ASSIGNED TASK. Copy all of the records exactly.

TASK MATERIAL.
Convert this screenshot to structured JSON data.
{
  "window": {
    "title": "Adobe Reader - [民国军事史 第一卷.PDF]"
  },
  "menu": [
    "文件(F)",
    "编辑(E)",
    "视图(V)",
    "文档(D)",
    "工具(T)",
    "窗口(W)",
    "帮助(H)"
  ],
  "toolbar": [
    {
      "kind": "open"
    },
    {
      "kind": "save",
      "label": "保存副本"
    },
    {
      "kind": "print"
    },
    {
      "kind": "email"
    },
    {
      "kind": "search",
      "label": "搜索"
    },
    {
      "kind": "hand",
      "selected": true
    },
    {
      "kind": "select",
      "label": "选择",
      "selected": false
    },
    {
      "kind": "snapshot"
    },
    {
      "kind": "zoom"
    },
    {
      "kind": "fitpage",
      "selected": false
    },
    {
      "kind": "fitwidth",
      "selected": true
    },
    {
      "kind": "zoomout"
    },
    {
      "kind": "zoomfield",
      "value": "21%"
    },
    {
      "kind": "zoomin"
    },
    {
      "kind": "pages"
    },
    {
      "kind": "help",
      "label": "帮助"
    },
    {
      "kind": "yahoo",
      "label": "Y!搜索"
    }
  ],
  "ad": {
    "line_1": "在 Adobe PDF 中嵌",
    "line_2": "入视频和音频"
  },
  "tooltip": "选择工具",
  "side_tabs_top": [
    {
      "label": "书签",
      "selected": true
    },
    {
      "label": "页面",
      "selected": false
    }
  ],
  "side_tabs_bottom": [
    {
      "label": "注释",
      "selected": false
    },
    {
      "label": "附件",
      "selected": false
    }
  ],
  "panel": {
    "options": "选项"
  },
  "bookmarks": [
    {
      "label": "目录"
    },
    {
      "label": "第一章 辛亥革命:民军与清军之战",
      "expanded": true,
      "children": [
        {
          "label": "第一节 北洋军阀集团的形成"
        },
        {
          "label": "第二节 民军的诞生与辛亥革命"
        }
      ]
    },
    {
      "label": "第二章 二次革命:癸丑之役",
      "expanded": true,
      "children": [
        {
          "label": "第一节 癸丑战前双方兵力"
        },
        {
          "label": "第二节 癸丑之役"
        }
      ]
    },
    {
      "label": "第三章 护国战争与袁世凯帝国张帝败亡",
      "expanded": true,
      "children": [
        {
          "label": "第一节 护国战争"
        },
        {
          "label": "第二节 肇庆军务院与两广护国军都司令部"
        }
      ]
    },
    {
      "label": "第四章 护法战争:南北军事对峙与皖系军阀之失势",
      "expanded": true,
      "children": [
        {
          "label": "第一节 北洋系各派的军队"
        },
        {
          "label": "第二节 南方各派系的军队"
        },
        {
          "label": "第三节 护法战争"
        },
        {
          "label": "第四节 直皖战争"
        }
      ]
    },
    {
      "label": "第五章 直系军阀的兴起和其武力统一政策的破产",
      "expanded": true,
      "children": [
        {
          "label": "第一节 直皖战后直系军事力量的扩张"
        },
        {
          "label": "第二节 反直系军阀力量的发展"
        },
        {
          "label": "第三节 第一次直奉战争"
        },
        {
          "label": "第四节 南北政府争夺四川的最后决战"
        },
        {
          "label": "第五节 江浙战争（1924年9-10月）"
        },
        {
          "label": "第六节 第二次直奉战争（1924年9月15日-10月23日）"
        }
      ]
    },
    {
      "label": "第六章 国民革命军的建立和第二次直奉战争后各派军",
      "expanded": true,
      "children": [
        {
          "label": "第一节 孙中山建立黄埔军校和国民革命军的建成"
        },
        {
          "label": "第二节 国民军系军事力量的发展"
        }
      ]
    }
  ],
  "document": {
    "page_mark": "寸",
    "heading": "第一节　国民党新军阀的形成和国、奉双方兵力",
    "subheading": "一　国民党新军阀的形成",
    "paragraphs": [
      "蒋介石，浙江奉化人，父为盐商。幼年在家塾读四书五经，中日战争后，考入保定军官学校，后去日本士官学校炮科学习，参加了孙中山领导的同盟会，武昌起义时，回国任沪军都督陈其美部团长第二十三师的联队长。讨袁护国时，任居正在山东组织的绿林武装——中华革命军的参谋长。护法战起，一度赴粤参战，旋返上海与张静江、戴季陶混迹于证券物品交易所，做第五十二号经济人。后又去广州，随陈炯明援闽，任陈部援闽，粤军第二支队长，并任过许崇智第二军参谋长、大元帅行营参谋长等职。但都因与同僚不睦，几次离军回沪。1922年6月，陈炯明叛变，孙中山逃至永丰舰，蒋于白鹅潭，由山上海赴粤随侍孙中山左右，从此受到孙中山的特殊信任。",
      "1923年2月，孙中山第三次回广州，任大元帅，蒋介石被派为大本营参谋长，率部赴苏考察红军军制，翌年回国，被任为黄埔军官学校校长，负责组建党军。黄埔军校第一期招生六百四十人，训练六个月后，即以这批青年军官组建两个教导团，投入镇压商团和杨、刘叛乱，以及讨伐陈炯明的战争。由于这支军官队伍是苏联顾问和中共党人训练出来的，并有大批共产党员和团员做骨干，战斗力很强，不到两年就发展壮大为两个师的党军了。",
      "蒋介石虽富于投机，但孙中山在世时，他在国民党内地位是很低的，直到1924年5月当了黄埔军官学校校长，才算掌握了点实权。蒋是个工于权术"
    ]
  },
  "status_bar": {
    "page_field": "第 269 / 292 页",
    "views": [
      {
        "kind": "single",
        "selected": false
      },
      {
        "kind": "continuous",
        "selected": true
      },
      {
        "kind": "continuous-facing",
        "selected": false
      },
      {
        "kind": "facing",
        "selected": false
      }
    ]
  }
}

TASK RESULT.
Convert this screenshot to structured JSON data.
{
  "window": {
    "title": "Adobe Reader - [民国军事史 第一卷.PDF]"
  },
  "menu": [
    "文件(F)",
    "编辑(E)",
    "视图(V)",
    "文档(D)",
    "工具(T)",
    "窗口(W)",
    "帮助(H)"
  ],
  "toolbar": [
    {
      "kind": "open"
    },
    {
      "kind": "save",
      "label": "保存副本"
    },
    {
      "kind": "print"
    },
    {
      "kind": "email"
    },
    {
      "kind": "search",
      "label": "搜索"
    },
    {
      "kind": "hand",
      "selected": true
    },
    {
      "kind": "select",
      "label": "选择",
      "selected": false
    },
    {
      "kind": "snapshot"
    },
    {
      "kind": "zoom"
    },
    {
      "kind": "fitpage",
      "selected": false
    },
    {
      "kind": "fitwidth",
      "selected": true
    },
    {
      "kind": "zoomout"
    },
    {
      "kind": "zoomfield",
      "value": "21%"
    },
    {
      "kind": "zoomin"
    },
    {
      "kind": "pages"
    },
    {
      "kind": "help",
      "label": "帮助"
    },
    {
      "kind": "yahoo",
      "label": "Y!搜索"
    }
  ],
  "ad": {
    "line_1": "在 Adobe PDF 中嵌",
    "line_2": "入视频和音频"
  },
  "tooltip": "选择工具",
  "side_tabs_top": [
    {
      "label": "书签",
      "selected": true
    },
    {
      "label": "页面",
      "selected": false
    }
  ],
  "side_tabs_bottom": [
    {
      "label": "注释",
      "selected": false
    },
    {
      "label": "附件",
      "selected": false
    }
  ],
  "panel": {
    "options": "选项"
  },
  "bookmarks": [
    {
      "label": "目录"
    },
    {
      "label": "第一章 辛亥革命:民军与清军之战",
      "expanded": true,
      "children": [
        {
          "label": "第一节 北洋军阀集团的形成"
        },
        {
          "label": "第二节 民军的诞生与辛亥革命"
        }
      ]
    },
    {
      "label": "第二章 二次革命:癸丑之役",
      "expanded": true,
      "children": [
        {
          "label": "第一节 癸丑战前双方兵力"
        },
        {
          "label": "第二节 癸丑之役"
        }
      ]
    },
    {
      "label": "第三章 护国战争与袁世凯帝国张帝败亡",
      "expanded": true,
      "children": [
        {
          "label": "第一节 护国战争"
        },
        {
          "label": "第二节 肇庆军务院与两广护国军都司令部"
        }
      ]
    },
    {
      "label": "第四章 护法战争:南北军事对峙与皖系军阀之失势",
      "expanded": true,
      "children": [
        {
          "label": "第一节 北洋系各派的军队"
        },
        {
          "label": "第二节 南方各派系的军队"
        },
        {
          "label": "第三节 护法战争"
        },
        {
          "label": "第四节 直皖战争"
        }
      ]
    },
    {
      "label": "第五章 直系军阀的兴起和其武力统一政策的破产",
      "expanded": true,
      "children": [
        {
          "label": "第一节 直皖战后直系军事力量的扩张"
        },
        {
          "label": "第二节 反直系军阀力量的发展"
        },
        {
          "label": "第三节 第一次直奉战争"
        },
        {
          "label": "第四节 南北政府争夺四川的最后决战"
        },
        {
          "label": "第五节 江浙战争（1924年9-10月）"
        },
        {
          "label": "第六节 第二次直奉战争（1924年9月15日-10月23日）"
        }
      ]
    },
    {
      "label": "第六章 国民革命军的建立和第二次直奉战争后各派军",
      "expanded": true,
      "children": [
        {
          "label": "第一节 孙中山建立黄埔军校和国民革命军的建成"
        },
        {
          "label": "第二节 国民军系军事力量的发展"
        }
      ]
    }
  ],
  "document": {
    "page_mark": "寸",
    "heading": "第一节　国民党新军阀的形成和国、奉双方兵力",
    "subheading": "一　国民党新军阀的形成",
    "paragraphs": [
      "蒋介石，浙江奉化人，父为盐商。幼年在家塾读四书五经，中日战争后，考入保定军官学校，后去日本士官学校炮科学习，参加了孙中山领导的同盟会，武昌起义时，回国任沪军都督陈其美部团长第二十三师的联队长。讨袁护国时，任居正在山东组织的绿林武装——中华革命军的参谋长。护法战起，一度赴粤参战，旋返上海与张静江、戴季陶混迹于证券物品交易所，做第五十二号经济人。后又去广州，随陈炯明援闽，任陈部援闽，粤军第二支队长，并任过许崇智第二军参谋长、大元帅行营参谋长等职。但都因与同僚不睦，几次离军回沪。1922年6月，陈炯明叛变，孙中山逃至永丰舰，蒋于白鹅潭，由山上海赴粤随侍孙中山左右，从此受到孙中山的特殊信任。",
      "1923年2月，孙中山第三次回广州，任大元帅，蒋介石被派为大本营参谋长，率部赴苏考察红军军制，翌年回国，被任为黄埔军官学校校长，负责组建党军。黄埔军校第一期招生六百四十人，训练六个月后，即以这批青年军官组建两个教导团，投入镇压商团和杨、刘叛乱，以及讨伐陈炯明的战争。由于这支军官队伍是苏联顾问和中共党人训练出来的，并有大批共产党员和团员做骨干，战斗力很强，不到两年就发展壮大为两个师的党军了。",
      "蒋介石虽富于投机，但孙中山在世时，他在国民党内地位是很低的，直到1924年5月当了黄埔军官学校校长，才算掌握了点实权。蒋是个工于权术"
    ]
  },
  "status_bar": {
    "page_field": "第 269 / 292 页",
    "views": [
      {
        "kind": "single",
        "selected": false
      },
      {
        "kind": "continuous",
        "selected": true
      },
      {
        "kind": "continuous-facing",
        "selected": false
      },
      {
        "kind": "facing",
        "selected": false
      }
    ]
  }
}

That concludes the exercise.